In my last post had spoken of the 3 basic stretches you could do before starting your treadmill routine. Those were the very basic stretches that take care of the 3 basic muscles (Gastrocs or calves, Quadriceps or front thighs and the Hamstrings or the back/rear thigh) of the legs that would be put to full use in any treadmill workout.
Here are the two other essential exercises of the legs. They increase the legs” preparedness to endurance walking, jogging or running and address the smaller but most exerted muscles such as the Piriformis (muscle connecting lower hip to hamstring) and the Soleus (the muscle connection at the rear side between the calf and the ankle).
Let”s begin with the Piriformis stretch. The Piriformis muscle helps us raise our heals when the leg is straight. It also enables lateral rotation of the hips, which are required to change direction (like those in the games of football, tennis, badminton, rugby, soccer etc). Hough runners usually run straight ahead, it is important that the Piriformis muscle is relaxed and loose.
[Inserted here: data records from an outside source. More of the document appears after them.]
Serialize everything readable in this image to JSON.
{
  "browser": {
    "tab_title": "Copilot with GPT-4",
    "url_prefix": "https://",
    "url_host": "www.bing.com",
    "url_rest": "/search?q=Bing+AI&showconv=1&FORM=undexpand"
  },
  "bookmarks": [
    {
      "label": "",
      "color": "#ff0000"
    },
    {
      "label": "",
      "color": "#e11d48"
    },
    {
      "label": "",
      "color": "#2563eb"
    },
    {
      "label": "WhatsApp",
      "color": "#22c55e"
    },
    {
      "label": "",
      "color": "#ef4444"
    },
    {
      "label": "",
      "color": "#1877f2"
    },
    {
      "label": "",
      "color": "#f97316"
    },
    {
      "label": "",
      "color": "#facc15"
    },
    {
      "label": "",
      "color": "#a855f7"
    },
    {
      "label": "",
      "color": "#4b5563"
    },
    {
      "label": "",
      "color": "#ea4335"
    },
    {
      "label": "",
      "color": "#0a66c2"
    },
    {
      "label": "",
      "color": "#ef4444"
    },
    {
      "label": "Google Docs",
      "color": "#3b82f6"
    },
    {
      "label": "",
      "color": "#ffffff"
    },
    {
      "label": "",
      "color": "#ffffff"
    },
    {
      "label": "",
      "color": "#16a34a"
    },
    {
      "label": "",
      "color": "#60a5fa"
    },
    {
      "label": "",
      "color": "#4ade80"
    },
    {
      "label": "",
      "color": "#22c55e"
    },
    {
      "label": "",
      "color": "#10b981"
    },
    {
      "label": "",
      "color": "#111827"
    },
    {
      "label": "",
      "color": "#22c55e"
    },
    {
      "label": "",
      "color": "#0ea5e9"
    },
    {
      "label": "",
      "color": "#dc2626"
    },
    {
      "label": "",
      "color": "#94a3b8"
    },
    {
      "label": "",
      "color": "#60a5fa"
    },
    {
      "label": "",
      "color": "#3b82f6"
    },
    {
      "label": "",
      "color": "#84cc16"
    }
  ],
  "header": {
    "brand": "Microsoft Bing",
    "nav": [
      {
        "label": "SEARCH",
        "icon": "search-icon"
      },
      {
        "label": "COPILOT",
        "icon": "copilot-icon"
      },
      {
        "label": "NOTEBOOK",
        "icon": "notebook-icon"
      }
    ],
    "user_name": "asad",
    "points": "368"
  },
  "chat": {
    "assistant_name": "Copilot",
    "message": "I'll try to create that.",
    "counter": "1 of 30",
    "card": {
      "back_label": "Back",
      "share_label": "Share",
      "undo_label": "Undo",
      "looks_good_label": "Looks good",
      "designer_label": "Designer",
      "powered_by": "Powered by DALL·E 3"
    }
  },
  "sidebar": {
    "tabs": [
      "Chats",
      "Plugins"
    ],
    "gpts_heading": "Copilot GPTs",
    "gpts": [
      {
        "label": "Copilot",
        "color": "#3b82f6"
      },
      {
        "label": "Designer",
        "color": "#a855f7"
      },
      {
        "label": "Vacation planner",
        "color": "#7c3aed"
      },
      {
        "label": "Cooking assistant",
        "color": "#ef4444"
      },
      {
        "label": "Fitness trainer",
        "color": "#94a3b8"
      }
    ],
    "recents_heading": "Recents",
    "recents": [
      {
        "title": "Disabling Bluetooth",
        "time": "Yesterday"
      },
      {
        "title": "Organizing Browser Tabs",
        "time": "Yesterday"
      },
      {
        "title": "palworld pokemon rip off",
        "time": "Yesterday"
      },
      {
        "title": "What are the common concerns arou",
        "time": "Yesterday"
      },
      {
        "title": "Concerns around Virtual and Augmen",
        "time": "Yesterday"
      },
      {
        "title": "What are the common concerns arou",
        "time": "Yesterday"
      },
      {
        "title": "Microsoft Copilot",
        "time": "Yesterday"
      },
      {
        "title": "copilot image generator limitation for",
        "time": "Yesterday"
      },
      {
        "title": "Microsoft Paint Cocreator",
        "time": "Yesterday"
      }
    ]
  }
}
This will increase the runner/jogger”s flexibility.
1. Lie on your back on an even floor
2. Cross your legs – one over the other – the way you would when you sit on a chair.
3. Grasp the rear/back thigh or hamstrings with both hands.
4. Pull your knee gently towards yourself.
5. Feel the stretch in your buttocks and hips.
6. Hold it for 10 seconds. Repeat thrice.
7. Do the same off the other leg
Now for the Soleus Stretch. The Soleus muscle is a rear connector between the Gastroc and your ankles. It is not a large muscle but the one that takes a lot of pounding in the running action. The Soleus comes into play when we plant the foot on the ground and enables us to push forward to the next step. It is also the muscle the runners most neglect to take care of. Here”s what you should do to give it its due:
1. Stand facing a wall. Place your palms against it.
2. Step back one of your right feet. Keep this leg unbent and straight.
3. Let the left foot be half way between the wall and the right rear leg.
4. Slowly lean into the wall and tuck in your buttocks.
5. Now bend both the knees and drop your buttocks as if you are in a sitting position.
6. Feel the stretch in your Soleus.
7. Keep both heels on the ground as you stretch.
8. Your back must be straight and at right angles to the wall.
9. Steady and hold for 10 seconds. Repeat and do off the other foot.
If you think you may not remember, exactly how to perform the Soleus stretch at the gym, make sure you have the instructor present there demonstrate it for you. It is simpler than it sounds and provides a beautiful stretch in the deep Soleus muscles at the back.
I will be back next week with some injury prevention ideas for the runner. Until then…